━━ Listed entries
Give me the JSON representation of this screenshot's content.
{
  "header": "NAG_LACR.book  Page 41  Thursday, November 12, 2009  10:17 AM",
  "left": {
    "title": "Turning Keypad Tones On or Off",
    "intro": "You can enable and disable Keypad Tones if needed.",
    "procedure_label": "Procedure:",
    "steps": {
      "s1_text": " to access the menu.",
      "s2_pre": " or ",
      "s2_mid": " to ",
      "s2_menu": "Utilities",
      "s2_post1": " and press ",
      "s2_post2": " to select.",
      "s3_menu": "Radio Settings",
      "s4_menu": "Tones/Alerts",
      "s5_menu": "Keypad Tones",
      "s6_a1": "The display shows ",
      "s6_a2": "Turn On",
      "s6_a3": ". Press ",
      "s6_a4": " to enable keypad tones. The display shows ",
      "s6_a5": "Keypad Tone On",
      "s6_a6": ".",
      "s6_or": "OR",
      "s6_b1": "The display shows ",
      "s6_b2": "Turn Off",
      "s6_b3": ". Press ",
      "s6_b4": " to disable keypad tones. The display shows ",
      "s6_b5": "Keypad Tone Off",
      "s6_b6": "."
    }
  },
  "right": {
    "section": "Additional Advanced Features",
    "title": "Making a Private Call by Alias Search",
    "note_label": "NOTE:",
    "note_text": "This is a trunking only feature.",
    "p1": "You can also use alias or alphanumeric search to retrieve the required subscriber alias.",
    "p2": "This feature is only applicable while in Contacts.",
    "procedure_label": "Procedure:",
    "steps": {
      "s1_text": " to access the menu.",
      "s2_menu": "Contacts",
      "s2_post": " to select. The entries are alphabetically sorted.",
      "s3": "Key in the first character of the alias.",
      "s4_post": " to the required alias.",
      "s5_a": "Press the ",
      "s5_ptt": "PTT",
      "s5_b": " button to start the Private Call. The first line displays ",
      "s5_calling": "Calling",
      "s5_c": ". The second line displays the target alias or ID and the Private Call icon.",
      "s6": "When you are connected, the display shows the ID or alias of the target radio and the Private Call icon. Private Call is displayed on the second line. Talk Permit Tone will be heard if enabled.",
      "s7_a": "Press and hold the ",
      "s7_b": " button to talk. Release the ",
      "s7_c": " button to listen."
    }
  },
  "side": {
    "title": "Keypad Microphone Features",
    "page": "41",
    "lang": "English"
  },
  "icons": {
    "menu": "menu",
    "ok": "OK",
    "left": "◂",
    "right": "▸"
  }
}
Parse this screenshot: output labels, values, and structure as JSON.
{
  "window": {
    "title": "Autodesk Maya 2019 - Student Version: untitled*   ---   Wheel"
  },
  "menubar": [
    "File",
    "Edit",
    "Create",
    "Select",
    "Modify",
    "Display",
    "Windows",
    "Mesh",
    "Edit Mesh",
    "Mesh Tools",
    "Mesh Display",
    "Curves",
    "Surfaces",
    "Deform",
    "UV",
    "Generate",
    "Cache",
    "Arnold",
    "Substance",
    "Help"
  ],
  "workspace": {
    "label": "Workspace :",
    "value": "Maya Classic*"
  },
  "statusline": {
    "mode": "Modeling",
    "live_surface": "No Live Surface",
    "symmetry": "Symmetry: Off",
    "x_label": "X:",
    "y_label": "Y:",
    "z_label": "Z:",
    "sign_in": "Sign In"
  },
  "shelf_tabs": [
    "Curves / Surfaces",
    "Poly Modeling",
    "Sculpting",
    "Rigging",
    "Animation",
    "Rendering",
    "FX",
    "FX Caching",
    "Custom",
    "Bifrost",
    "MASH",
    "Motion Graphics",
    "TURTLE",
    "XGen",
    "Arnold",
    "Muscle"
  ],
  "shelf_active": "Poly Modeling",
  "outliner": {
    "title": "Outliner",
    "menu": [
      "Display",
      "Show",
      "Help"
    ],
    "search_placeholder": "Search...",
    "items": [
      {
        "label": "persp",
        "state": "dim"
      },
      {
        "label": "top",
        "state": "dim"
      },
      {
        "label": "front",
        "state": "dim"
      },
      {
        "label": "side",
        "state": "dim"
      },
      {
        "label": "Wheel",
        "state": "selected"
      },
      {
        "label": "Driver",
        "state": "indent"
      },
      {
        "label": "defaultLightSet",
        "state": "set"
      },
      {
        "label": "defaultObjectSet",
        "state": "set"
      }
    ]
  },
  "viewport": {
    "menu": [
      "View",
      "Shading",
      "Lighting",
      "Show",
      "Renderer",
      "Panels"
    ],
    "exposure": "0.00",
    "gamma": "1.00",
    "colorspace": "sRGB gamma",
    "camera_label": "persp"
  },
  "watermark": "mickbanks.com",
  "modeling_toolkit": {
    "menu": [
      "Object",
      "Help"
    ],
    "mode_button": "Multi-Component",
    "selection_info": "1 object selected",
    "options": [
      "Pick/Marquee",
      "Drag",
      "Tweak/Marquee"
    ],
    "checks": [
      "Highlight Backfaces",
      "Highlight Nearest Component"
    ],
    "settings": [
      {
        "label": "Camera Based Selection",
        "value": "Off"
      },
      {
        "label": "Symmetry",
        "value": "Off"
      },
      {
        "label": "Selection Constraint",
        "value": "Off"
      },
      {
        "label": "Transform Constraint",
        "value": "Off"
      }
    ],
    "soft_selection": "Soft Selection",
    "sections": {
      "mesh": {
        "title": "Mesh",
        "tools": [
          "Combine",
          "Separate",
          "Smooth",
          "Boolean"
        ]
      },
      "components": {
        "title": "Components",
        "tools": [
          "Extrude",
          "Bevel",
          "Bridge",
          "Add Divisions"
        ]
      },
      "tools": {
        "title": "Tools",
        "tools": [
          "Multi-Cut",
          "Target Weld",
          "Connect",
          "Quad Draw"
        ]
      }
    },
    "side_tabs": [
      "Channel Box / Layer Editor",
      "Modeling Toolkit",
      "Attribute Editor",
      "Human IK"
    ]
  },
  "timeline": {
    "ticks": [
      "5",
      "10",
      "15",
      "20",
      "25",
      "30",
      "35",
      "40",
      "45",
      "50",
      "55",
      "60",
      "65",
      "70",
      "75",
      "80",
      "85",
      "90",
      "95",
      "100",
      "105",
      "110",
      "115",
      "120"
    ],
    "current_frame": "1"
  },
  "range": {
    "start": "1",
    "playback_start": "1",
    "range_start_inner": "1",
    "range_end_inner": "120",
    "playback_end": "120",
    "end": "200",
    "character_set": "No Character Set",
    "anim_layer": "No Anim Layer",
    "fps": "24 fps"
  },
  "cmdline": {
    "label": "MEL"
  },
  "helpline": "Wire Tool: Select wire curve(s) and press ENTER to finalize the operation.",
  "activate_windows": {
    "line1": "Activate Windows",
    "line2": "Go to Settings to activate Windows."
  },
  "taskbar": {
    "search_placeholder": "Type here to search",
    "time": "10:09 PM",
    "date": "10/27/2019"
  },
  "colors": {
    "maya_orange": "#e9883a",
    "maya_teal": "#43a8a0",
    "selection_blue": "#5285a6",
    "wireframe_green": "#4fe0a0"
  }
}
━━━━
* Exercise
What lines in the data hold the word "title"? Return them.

* Your response
    "title": "Turning Keypad Tones On or Off",
    "title": "Making a Private Call by Alias Search",
    "title": "Keypad Microphone Features",
    "title": "Autodesk Maya 2019 - Student Version: untitled*   ---   Wheel"
    "title": "Outliner",
        "title": "Mesh",
        "title": "Components",
        "title": "Tools",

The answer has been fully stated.